*** Opening SUPPLIED ENTRIES ***

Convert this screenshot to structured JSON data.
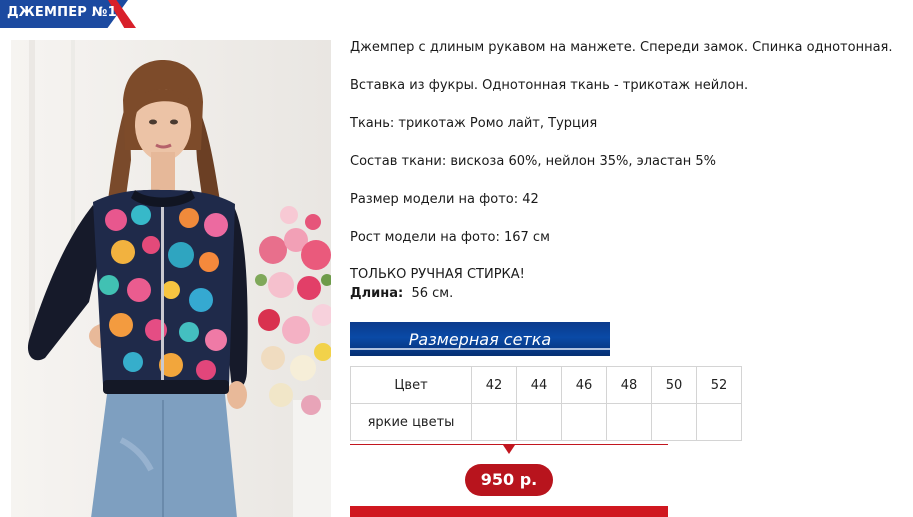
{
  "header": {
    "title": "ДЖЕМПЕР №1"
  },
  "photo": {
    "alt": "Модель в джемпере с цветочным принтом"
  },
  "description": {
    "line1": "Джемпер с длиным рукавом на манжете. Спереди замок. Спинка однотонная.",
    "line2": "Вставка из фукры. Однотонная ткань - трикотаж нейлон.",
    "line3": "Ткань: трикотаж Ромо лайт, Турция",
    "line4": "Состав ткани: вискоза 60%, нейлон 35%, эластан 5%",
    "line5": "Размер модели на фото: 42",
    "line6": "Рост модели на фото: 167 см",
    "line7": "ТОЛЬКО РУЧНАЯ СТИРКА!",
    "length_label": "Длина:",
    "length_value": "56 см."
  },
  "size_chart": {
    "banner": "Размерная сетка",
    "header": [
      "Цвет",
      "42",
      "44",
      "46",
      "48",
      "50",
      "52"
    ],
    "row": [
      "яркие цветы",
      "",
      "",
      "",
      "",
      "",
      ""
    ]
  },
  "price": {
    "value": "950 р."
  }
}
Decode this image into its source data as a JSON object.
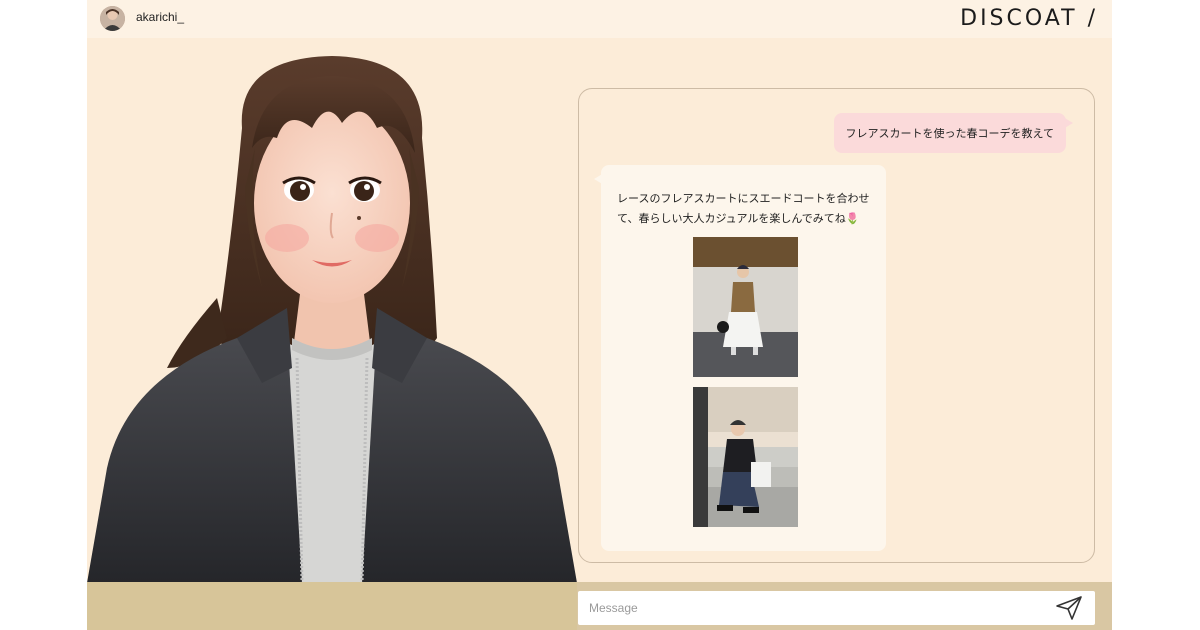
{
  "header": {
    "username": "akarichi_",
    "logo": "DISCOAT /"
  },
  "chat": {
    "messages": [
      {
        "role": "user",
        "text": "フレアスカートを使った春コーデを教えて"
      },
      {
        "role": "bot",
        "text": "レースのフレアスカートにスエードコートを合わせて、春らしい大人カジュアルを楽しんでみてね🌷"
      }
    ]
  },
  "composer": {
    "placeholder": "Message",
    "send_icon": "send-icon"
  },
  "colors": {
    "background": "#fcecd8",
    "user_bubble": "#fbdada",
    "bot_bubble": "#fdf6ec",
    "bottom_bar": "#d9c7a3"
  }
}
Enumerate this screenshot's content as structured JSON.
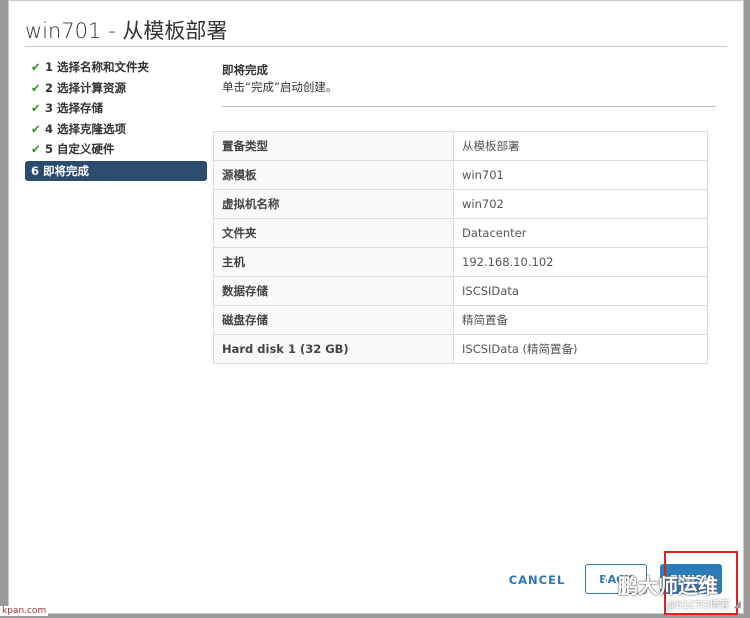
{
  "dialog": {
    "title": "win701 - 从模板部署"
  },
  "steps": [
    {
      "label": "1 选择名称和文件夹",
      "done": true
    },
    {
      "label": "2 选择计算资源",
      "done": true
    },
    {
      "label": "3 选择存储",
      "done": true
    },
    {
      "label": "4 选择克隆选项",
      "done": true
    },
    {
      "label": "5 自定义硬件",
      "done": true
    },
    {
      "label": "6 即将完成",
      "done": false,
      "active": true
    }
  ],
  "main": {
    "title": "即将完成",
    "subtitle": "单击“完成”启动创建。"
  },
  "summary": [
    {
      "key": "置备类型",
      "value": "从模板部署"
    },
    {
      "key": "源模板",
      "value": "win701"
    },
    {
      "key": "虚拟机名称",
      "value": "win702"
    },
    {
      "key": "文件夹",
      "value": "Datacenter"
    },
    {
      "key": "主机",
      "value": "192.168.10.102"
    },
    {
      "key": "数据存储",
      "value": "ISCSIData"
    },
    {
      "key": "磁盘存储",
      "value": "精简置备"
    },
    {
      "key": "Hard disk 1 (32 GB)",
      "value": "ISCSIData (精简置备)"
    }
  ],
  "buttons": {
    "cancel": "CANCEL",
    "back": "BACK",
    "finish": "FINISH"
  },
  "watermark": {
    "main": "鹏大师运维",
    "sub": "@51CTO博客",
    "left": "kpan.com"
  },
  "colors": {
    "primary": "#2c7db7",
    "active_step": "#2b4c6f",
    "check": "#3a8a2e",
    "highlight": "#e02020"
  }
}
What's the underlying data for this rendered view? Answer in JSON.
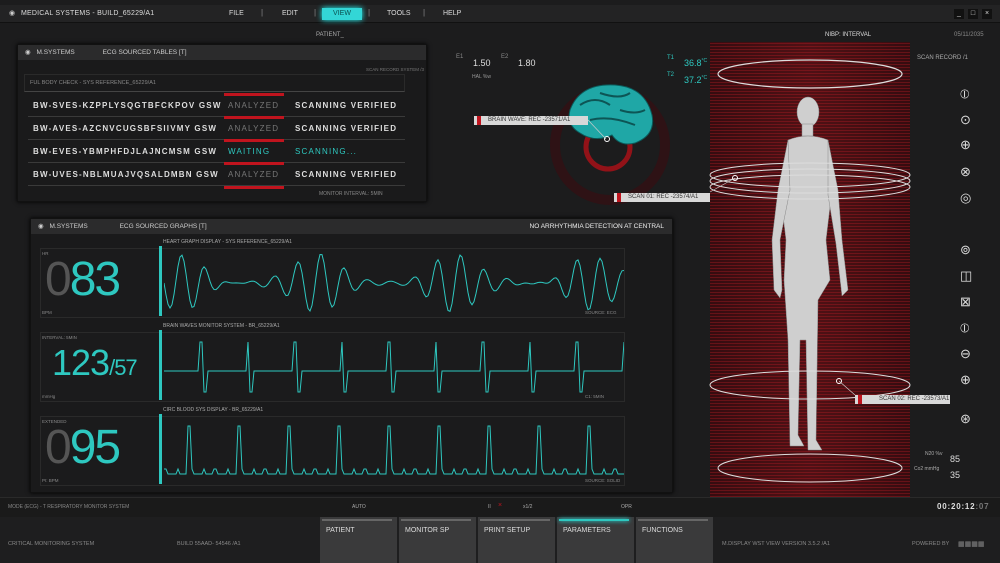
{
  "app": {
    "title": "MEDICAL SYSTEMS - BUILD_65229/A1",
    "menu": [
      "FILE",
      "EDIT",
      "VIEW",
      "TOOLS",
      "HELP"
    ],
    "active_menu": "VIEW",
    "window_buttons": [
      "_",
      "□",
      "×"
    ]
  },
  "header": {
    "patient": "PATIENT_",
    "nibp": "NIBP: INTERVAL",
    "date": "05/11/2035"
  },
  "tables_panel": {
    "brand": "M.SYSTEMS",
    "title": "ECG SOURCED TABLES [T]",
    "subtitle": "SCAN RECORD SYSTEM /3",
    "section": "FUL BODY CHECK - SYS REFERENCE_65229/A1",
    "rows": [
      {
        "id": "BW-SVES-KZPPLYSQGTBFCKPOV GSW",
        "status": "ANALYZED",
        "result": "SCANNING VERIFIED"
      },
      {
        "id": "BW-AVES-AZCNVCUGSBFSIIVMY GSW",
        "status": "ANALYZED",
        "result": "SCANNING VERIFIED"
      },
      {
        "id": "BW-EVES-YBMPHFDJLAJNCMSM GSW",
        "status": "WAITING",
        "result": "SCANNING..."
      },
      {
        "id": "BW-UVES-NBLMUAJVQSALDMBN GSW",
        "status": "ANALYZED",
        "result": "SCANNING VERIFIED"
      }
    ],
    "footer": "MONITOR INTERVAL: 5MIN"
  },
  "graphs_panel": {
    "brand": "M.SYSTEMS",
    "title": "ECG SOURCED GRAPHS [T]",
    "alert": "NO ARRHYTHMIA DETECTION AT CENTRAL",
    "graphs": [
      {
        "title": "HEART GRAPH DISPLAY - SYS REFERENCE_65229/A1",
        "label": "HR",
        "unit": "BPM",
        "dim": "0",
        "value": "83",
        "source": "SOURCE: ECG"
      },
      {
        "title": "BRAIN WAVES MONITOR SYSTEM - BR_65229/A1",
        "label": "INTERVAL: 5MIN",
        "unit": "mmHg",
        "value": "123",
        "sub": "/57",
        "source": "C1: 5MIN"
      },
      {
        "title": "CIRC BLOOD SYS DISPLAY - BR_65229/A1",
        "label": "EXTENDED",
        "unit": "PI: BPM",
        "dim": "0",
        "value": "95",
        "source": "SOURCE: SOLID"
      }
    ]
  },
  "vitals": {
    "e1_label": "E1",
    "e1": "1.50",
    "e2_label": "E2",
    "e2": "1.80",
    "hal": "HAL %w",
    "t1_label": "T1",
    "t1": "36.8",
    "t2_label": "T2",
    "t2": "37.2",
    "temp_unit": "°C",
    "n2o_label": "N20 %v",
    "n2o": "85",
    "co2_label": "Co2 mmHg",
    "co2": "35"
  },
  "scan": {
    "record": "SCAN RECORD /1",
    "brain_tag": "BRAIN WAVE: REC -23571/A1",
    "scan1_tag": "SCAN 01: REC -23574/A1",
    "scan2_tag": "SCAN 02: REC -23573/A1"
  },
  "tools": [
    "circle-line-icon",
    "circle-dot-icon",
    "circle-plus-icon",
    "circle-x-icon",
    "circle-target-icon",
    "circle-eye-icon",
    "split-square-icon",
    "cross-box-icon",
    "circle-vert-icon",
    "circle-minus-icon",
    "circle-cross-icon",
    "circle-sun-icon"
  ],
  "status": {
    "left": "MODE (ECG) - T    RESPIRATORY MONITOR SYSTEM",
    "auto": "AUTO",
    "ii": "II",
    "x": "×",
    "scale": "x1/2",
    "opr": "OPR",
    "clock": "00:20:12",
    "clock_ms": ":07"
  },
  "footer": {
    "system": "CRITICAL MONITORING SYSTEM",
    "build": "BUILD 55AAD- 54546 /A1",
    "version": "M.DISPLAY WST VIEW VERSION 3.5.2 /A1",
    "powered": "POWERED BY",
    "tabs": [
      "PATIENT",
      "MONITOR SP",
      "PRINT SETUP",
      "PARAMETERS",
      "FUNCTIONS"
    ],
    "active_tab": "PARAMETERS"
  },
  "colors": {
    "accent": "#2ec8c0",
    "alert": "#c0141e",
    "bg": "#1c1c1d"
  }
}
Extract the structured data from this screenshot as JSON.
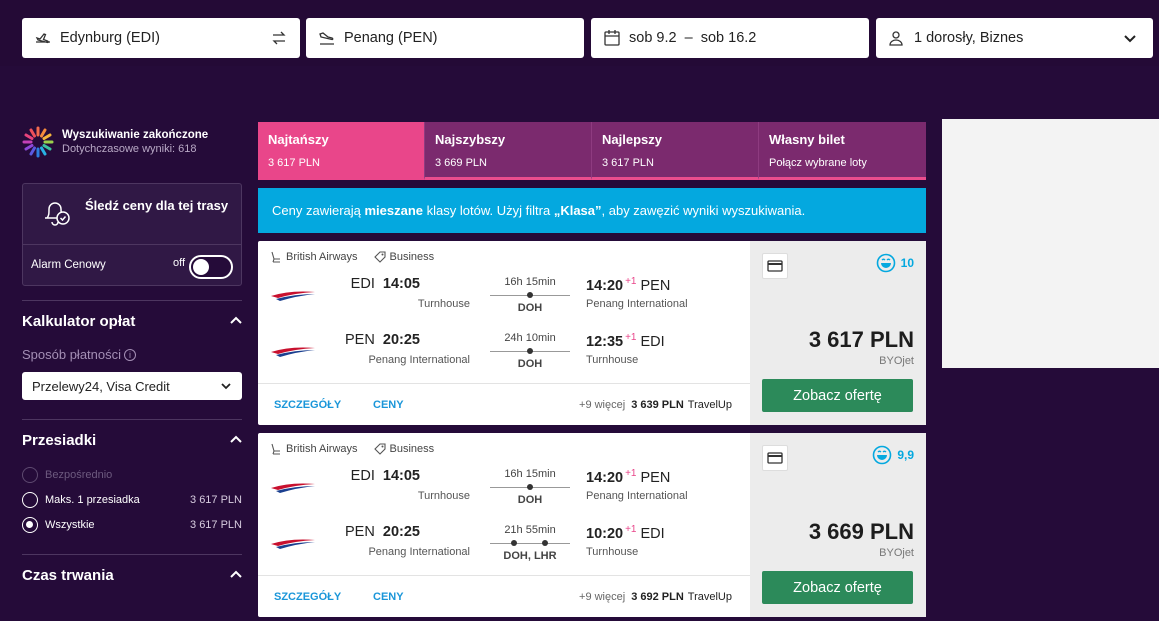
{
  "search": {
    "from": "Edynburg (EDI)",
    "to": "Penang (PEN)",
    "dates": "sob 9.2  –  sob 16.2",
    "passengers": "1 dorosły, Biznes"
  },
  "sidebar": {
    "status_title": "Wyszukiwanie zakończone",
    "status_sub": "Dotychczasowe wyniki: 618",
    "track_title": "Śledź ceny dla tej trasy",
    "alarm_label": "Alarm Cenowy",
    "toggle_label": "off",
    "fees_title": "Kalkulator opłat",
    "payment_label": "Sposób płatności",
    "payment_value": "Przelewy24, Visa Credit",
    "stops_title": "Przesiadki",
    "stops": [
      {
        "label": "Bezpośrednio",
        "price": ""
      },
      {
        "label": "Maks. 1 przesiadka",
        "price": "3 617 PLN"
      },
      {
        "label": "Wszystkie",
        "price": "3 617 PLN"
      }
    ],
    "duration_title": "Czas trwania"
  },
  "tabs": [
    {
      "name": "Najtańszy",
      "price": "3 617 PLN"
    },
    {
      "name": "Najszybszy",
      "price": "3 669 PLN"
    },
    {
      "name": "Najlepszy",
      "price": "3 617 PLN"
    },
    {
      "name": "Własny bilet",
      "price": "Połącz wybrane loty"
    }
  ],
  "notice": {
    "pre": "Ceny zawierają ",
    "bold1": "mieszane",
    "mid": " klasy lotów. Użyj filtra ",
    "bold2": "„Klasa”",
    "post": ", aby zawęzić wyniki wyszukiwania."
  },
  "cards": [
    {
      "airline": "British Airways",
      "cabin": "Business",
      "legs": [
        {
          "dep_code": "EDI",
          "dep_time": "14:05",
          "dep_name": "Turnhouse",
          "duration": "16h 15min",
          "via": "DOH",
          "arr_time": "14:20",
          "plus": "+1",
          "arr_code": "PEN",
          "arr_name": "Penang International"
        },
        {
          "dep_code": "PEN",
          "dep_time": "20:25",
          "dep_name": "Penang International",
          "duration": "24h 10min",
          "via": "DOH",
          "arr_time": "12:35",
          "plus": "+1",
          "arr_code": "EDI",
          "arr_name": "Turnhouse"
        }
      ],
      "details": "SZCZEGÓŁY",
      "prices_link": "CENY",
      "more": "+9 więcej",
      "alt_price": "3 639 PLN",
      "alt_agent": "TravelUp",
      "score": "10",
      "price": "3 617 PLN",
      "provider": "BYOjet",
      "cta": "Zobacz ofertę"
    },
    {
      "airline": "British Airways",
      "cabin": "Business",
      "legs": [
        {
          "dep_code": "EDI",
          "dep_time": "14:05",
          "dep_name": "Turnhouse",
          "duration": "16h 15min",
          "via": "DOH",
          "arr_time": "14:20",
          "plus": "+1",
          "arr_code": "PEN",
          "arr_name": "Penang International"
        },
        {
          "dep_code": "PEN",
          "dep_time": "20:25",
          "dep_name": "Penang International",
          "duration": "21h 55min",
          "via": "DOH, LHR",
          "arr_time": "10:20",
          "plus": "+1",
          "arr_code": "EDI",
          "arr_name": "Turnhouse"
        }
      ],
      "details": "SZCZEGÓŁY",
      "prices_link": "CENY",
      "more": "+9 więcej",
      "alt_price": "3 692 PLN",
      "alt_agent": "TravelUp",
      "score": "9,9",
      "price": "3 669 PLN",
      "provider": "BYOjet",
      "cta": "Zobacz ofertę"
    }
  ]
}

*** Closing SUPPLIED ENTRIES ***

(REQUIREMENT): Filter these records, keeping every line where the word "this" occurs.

(ANSWER):
Convert this screenshot to structured JSON data.
Decode this image into its source data as a JSON object.
Enumerate this screenshot's content as structured JSON.
What's the underlying data for this rendered view? Answer in JSON.
Extract the structured data from this screenshot as JSON.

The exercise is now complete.